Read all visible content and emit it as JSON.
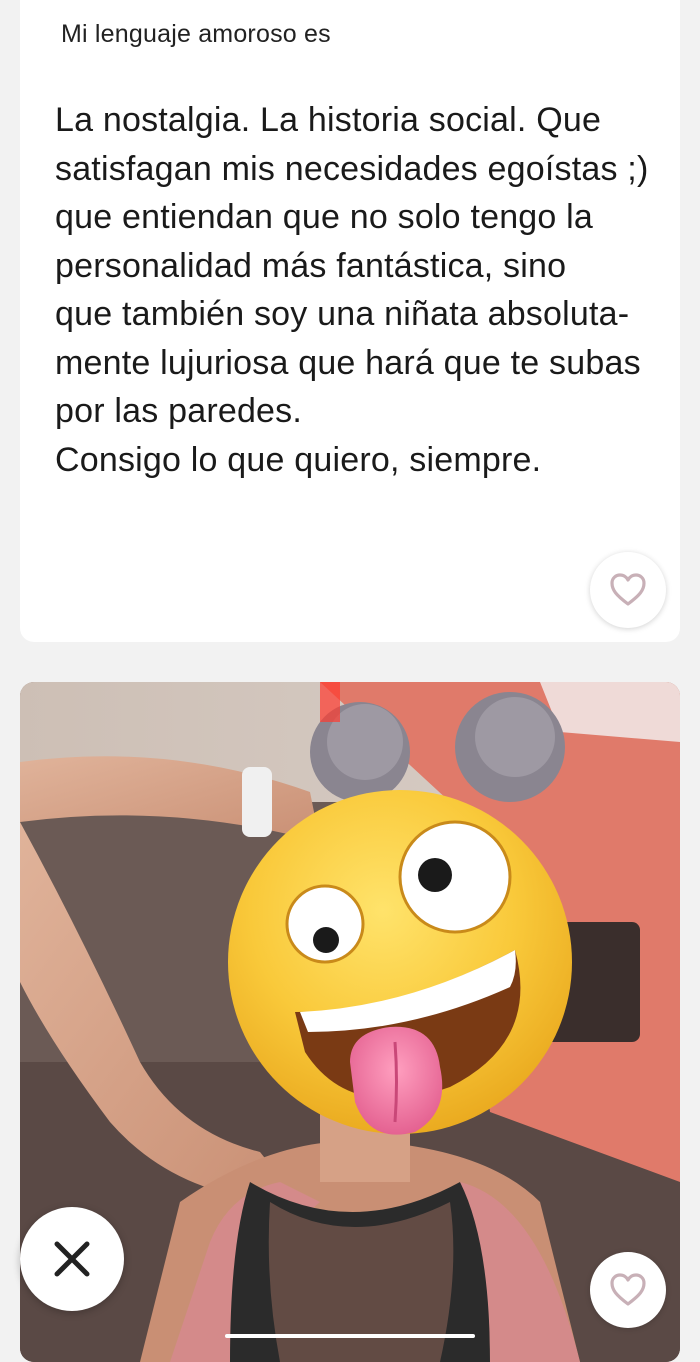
{
  "prompt": {
    "label": "Mi lenguaje amoroso es",
    "answer": "La nostalgia. La historia social. Que\nsatisfagan mis necesidades egoístas ;)\nque entiendan que no solo tengo la\npersonalidad más fantástica, sino\nque también soy una niñata absoluta-\nmente lujuriosa que hará que te subas\npor las paredes.\nConsigo lo que quiero, siempre.",
    "like_icon": "heart-outline-icon"
  },
  "photo": {
    "overlay_emoji": "zany-face-emoji",
    "like_icon": "heart-outline-icon"
  },
  "actions": {
    "dismiss_icon": "x-icon"
  },
  "colors": {
    "background": "#f2f2f2",
    "card": "#ffffff",
    "heart_stroke": "#c8b0b7",
    "dismiss_icon": "#222222"
  }
}
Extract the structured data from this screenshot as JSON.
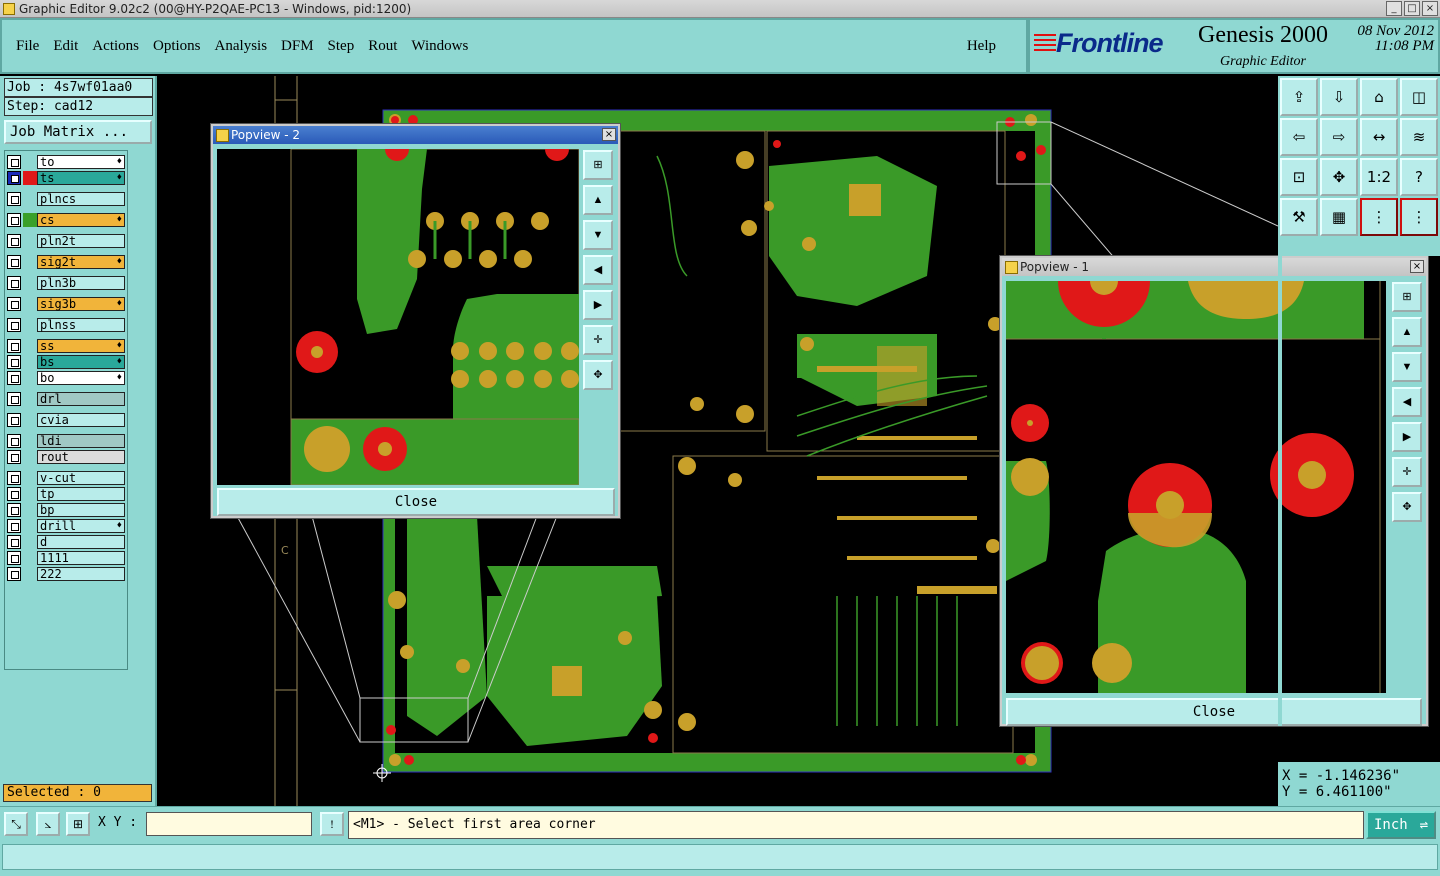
{
  "window": {
    "title": "Graphic Editor 9.02c2 (00@HY-P2QAE-PC13 - Windows, pid:1200)"
  },
  "menu": {
    "items": [
      "File",
      "Edit",
      "Actions",
      "Options",
      "Analysis",
      "DFM",
      "Step",
      "Rout",
      "Windows"
    ],
    "help": "Help"
  },
  "brand": {
    "logo": "Frontline",
    "product": "Genesis 2000",
    "subtitle": "Graphic Editor",
    "date": "08 Nov 2012",
    "time": "11:08 PM"
  },
  "job": {
    "job_label": "Job : 4s7wf01aa0",
    "step_label": "Step: cad12",
    "matrix_button": "Job Matrix ..."
  },
  "layers": [
    {
      "name": "to",
      "color": "#ffffff",
      "mark": true
    },
    {
      "name": "ts",
      "color": "#2aa89a",
      "mark": true,
      "selected": true,
      "swatch": "#e01818"
    },
    {
      "name": "plncs",
      "color": "#b8ecea",
      "mark": false
    },
    {
      "name": "cs",
      "color": "#f1b43a",
      "mark": true,
      "swatch": "#3aa02a"
    },
    {
      "name": "pln2t",
      "color": "#b8ecea",
      "mark": false
    },
    {
      "name": "sig2t",
      "color": "#f1b43a",
      "mark": true
    },
    {
      "name": "pln3b",
      "color": "#b8ecea",
      "mark": false
    },
    {
      "name": "sig3b",
      "color": "#f1b43a",
      "mark": true
    },
    {
      "name": "plnss",
      "color": "#b8ecea",
      "mark": false
    },
    {
      "name": "ss",
      "color": "#f1b43a",
      "mark": true
    },
    {
      "name": "bs",
      "color": "#2aa89a",
      "mark": true
    },
    {
      "name": "bo",
      "color": "#ffffff",
      "mark": true
    },
    {
      "name": "drl",
      "color": "#a0c8c4",
      "mark": false
    },
    {
      "name": "cvia",
      "color": "#b8ecea",
      "mark": false
    },
    {
      "name": "ldi",
      "color": "#a0c8c4",
      "mark": false
    },
    {
      "name": "rout",
      "color": "#dcdcdc",
      "mark": false
    },
    {
      "name": "v-cut",
      "color": "#b8ecea",
      "mark": false
    },
    {
      "name": "tp",
      "color": "#b8ecea",
      "mark": false
    },
    {
      "name": "bp",
      "color": "#b8ecea",
      "mark": false
    },
    {
      "name": "drill",
      "color": "#b8ecea",
      "mark": true
    },
    {
      "name": "d",
      "color": "#b8ecea",
      "mark": false
    },
    {
      "name": "1111",
      "color": "#b8ecea",
      "mark": false
    },
    {
      "name": "222",
      "color": "#b8ecea",
      "mark": false
    }
  ],
  "selected_label": "Selected : 0",
  "coords": {
    "x": "X = -1.146236\"",
    "y": "Y = 6.461100\""
  },
  "status": {
    "xy_label": "X Y :",
    "xy_value": "",
    "prompt": "<M1> - Select first area corner",
    "unit": "Inch"
  },
  "popview2": {
    "title": "Popview - 2",
    "close": "Close"
  },
  "popview1": {
    "title": "Popview - 1",
    "close": "Close"
  },
  "toolbar_labels": {
    "ratio": "1:2",
    "help": "?"
  },
  "colors": {
    "panel": "#8fd8d2",
    "copper": "#3aa02a",
    "pad": "#c8a02a",
    "mask": "#e01818",
    "board": "#3a9a28"
  }
}
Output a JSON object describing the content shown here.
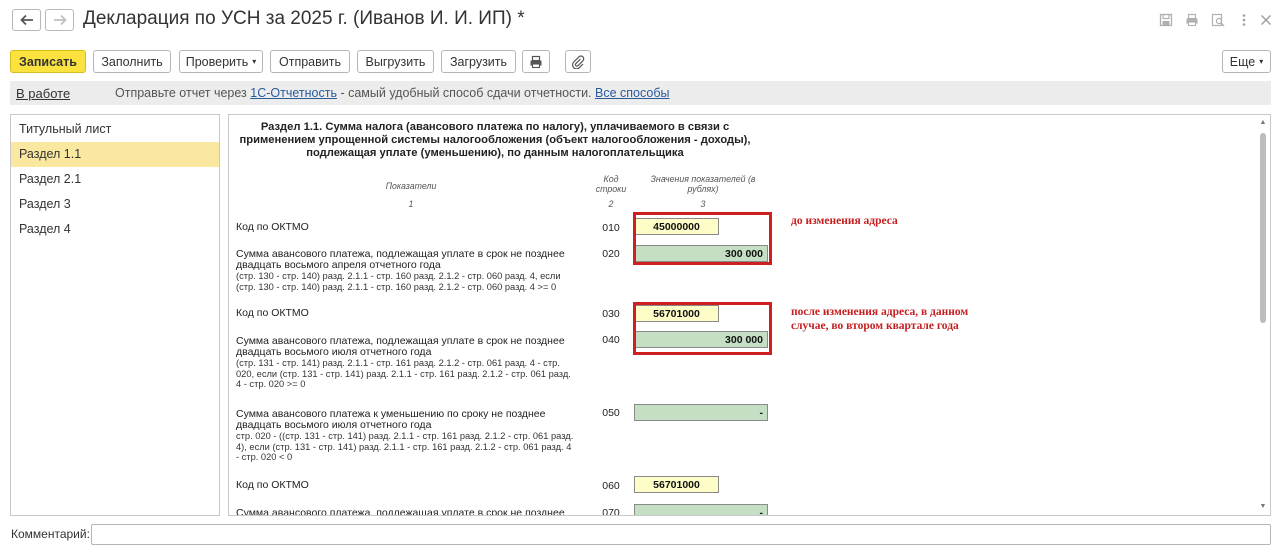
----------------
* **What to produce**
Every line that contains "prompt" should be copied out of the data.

* **Task result**
  "prompt": {
    "prompt": "<M1> - Select first area corner",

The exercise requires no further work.